Judge Nkabinde concerned about illegal tapping of communications for private and public individuals
Share this article:
JUDGE Bess Nkabinde has expressed concern that there seemed to be “unceasing” unlawful interception of private and public officials’ communication.
“These matters are, in the light of constitutional imperatives and the rule of law, most disturbing and cannot be left unchecked by the relevant ministry/department of agency implicated,” Judge Nkabinde said.
“Appropriate steps need to be taken against officers with such proclivity whose conduct result in violation of the privacy right of others without reasonable justification, whatsoever.”
Judge Nkabinde, who is the designated judge to authorise interception, made the statement in the annual report on interception of private communications.
The report, which covered the period from November 2018 to February 2021, was tabled in Parliament in March and made public by the joint standing committee on intelligence today.
It was compiled without the submission of reports by the State Security Agency and the Financial Intelligence Centre (FIC).
Nkabinde’s report showed that the office of the designated judge received 622 applications from the SAPS Crime Intelligence during the period.
There were 61 applications from the State Security Agency and three from the FIC.
The report said seven each from the SAPS and SSA were declined.
Of the 622 applications received from SAPS, 208 were cases relating to drugs and drug trafficking.
Gauteng led with 32.7% followed by the Western Cape with 31.7%, the Eastern Cape with 13.94%, the Southern Cape with 8.65%, KwaZulu-Natal with 4.85%, Limpopo with 4.8%, the Northern Cape with 1.92% and North West 1.44%.
A total of 63 applications were received in relation to cash-in-transit heists. The Western Cape recorded 29.3%, KwaZulu-Natal 25.39%, Gauteng 20.63%, the Eastern Cape 15.78%, Mpumalanga 6.35% and the Northern Cape 1.58%.
“The remaining percentage of applications is spread between other crimes such as corruption, carjacking, murder, smuggling of motor vehicles, ATM bombings, rhino horn smuggling, rape murder, kidnapping and armed robbery.”
The 61 applications by the SSA were mostly for terrorism, espionage and other related crimes such as information peddling.
The FIC’s three applications were mostly more financial monitoring to combat illegal activities such as money-laundering and direct proceeds from illegal activities.
Judge Nkabinde said the Office of Interception Centre (OIC) reported her challenges or some of them that have been reported to the previous designate judge.
“The director made mention of the need for the centre to be independent and to change the reporting lines to Parliament
“He suggested that a comparable study to this effect may be done to determine efficacy of the proposed model,” she said.
Judge Nkabinde said the director had raised the issue of the safety of the OIC personnel.
“In my view, this matter should be prioritised.”
The judge also reported that her office received enquiries from then State Security Minister Ayanda Dlodlo complaining that her private communication has been unlawfully intercepted.
“The office confirmed that no unlawful interception direction was issued in relation to the minister.
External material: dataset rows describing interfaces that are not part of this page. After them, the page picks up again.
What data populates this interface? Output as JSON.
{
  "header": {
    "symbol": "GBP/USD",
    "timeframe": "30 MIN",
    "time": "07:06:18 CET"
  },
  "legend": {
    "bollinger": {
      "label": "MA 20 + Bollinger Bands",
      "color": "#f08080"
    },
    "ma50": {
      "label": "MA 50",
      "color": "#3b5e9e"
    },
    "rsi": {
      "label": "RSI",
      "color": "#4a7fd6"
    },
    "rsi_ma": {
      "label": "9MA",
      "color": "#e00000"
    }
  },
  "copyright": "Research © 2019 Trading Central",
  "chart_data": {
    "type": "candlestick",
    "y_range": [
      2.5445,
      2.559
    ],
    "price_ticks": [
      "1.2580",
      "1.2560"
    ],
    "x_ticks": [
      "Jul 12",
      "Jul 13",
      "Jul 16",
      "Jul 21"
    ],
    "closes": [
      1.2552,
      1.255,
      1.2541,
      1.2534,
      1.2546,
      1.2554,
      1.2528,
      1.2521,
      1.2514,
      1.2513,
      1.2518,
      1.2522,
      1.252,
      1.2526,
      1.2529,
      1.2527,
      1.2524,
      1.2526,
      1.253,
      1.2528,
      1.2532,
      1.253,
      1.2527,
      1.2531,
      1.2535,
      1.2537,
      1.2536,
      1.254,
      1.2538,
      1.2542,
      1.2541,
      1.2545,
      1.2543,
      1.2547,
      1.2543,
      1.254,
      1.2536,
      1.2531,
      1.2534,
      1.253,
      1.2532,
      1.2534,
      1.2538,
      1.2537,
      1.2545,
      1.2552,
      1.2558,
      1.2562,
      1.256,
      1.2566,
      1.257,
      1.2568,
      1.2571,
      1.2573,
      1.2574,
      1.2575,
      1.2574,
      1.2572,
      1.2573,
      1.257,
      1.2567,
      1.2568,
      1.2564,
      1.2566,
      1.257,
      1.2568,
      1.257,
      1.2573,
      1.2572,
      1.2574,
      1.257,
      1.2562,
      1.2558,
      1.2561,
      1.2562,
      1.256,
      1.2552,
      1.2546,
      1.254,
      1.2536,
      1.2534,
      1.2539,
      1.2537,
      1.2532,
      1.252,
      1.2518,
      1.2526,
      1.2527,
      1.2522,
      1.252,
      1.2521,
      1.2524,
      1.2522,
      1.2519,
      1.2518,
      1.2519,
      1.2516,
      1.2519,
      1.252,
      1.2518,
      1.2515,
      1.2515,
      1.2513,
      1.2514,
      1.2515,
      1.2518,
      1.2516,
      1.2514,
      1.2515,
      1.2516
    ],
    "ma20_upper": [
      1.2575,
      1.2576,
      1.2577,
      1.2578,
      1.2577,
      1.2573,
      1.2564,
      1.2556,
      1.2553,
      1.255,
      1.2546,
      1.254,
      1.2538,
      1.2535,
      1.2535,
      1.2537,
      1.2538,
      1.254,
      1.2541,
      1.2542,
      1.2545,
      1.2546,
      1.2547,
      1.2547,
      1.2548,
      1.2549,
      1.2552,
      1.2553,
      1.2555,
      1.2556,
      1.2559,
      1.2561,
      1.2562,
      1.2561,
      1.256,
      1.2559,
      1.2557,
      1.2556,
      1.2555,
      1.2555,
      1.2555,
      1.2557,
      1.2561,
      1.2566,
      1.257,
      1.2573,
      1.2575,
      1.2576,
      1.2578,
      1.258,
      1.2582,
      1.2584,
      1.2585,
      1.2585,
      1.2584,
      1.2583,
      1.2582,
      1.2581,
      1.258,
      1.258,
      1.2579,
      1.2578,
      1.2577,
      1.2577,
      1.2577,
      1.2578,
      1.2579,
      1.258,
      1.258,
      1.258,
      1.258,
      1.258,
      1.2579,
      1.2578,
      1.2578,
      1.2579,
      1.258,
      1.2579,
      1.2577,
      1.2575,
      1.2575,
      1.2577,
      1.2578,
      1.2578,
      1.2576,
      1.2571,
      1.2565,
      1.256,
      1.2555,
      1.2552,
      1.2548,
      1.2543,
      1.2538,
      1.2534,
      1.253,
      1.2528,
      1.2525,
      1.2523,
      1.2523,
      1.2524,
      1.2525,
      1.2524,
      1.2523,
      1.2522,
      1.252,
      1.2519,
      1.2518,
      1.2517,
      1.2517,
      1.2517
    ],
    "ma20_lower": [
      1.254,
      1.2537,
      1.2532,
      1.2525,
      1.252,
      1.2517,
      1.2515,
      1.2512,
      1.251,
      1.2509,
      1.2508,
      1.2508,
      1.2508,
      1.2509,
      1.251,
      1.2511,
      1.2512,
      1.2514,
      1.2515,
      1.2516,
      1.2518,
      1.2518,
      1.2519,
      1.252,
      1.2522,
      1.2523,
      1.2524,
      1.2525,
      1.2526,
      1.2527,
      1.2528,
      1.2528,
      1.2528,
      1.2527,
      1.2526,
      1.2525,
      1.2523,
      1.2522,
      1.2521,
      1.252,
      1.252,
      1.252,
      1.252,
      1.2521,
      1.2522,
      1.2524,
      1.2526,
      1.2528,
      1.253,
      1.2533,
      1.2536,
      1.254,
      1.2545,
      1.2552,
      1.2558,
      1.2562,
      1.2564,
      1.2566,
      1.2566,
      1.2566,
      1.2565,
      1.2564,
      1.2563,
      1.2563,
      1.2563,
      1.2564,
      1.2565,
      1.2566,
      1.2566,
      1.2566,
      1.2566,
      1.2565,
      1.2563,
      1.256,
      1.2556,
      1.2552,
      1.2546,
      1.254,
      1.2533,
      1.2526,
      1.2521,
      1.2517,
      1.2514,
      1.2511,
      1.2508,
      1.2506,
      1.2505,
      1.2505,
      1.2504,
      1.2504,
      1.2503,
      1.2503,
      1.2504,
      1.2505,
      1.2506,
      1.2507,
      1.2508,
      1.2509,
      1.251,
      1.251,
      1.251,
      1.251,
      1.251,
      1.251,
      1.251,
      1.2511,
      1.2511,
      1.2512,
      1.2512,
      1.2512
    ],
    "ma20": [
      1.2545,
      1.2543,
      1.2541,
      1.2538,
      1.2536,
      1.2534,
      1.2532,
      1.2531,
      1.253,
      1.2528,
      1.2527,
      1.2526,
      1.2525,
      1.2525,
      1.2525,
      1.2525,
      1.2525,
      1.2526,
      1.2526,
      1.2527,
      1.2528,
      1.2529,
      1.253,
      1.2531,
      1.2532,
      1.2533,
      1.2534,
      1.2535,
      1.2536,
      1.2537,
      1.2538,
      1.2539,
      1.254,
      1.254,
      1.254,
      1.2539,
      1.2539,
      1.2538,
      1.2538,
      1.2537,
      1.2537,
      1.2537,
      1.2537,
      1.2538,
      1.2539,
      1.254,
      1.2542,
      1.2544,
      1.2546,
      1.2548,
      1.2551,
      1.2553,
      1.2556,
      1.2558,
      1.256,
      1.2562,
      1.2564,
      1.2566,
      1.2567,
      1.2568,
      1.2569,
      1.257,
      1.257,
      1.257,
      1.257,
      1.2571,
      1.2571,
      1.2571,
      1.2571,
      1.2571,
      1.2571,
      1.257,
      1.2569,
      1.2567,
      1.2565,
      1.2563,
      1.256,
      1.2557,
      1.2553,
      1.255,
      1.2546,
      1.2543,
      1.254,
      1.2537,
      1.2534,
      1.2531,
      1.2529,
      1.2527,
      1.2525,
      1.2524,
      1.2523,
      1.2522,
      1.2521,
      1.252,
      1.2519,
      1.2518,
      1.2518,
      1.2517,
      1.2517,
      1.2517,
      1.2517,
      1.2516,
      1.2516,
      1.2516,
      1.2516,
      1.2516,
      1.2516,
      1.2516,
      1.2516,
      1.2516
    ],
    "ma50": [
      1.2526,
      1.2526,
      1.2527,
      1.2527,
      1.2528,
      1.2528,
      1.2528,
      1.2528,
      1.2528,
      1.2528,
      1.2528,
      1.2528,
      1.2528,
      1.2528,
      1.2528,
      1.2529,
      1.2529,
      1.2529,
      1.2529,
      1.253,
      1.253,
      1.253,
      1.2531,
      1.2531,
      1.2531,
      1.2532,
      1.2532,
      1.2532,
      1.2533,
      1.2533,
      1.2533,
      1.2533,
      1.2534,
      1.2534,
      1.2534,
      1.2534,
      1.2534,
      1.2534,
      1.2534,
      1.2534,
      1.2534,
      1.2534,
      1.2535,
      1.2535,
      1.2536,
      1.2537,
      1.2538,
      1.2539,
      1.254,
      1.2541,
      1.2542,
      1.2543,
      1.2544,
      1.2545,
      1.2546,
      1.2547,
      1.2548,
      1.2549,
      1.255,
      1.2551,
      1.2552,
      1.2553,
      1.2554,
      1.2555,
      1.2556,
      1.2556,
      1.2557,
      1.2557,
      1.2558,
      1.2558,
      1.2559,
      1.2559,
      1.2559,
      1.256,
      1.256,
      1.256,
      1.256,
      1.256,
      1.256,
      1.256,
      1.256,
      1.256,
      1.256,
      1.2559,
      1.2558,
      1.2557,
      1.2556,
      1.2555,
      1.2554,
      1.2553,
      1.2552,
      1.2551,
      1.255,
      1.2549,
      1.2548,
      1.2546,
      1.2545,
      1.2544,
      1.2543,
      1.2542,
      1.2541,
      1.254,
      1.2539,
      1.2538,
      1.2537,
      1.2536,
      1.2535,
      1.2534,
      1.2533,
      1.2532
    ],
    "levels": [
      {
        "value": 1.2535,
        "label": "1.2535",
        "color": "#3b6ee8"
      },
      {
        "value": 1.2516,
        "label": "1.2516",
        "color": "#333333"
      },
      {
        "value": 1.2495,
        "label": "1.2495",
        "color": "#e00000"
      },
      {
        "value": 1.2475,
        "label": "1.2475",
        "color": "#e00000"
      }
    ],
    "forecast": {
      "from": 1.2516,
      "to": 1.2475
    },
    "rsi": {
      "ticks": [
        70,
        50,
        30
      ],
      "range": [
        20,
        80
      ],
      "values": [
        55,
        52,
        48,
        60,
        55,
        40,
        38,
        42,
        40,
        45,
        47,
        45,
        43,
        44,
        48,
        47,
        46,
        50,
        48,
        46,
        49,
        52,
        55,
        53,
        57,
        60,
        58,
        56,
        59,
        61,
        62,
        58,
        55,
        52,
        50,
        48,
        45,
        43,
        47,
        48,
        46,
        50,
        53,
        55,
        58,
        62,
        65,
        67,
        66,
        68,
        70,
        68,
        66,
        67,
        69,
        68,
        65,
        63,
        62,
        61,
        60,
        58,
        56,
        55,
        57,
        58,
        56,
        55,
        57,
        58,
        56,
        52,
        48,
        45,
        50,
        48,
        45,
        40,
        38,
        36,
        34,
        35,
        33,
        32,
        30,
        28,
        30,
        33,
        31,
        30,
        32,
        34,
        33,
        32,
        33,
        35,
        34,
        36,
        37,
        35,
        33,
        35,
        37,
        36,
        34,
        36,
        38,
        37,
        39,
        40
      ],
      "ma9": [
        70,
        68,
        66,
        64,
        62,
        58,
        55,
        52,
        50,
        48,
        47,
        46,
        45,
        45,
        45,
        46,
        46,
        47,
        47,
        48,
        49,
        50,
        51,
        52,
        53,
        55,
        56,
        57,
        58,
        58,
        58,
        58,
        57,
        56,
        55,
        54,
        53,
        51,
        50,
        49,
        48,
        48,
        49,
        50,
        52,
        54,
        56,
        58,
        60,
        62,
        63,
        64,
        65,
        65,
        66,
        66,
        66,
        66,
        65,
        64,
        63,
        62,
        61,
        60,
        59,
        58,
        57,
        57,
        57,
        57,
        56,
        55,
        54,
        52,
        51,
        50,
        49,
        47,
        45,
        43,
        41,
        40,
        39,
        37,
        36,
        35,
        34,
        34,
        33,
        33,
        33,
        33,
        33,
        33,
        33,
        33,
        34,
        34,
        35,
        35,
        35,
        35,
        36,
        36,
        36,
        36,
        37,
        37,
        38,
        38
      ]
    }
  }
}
I thus requested my office to advice that a complaint be formalised to enable my office to make a follow up, but no formal complaint was received,” she said.
Judge Nkabinde said she was copied in a letter which was addressed to former SAPS crime intelligence divisional head Yolisa Mokgabudi by Willem de Klerk attorney, alleging surveillance of a journalist by the crime intelligence that their communications were intercepted with the use of the “grabber device”.
She said her staff did not find any lawful direction permitting such interception, but she had received e text message from the complainant “that her team asked her to alert me ‘to the possibility that their colleague’s number could have been slipped into legitimate applications and could have been included among legitimate numbers – a trick used sometimes’”.
Judge Nkabinde said the move emboldened the Constitutional Court’s remarks about the mendacity of the applicants seeking interception directions from the intercepting judge.
“It needs to be stressed that there is no interception that is conducted unlawfully by any office unless undetected underhand methods are used to hide information using other people’s numbers.
“This is so because my office conducts a thorough check of information provided before directions are issued,” the judge said.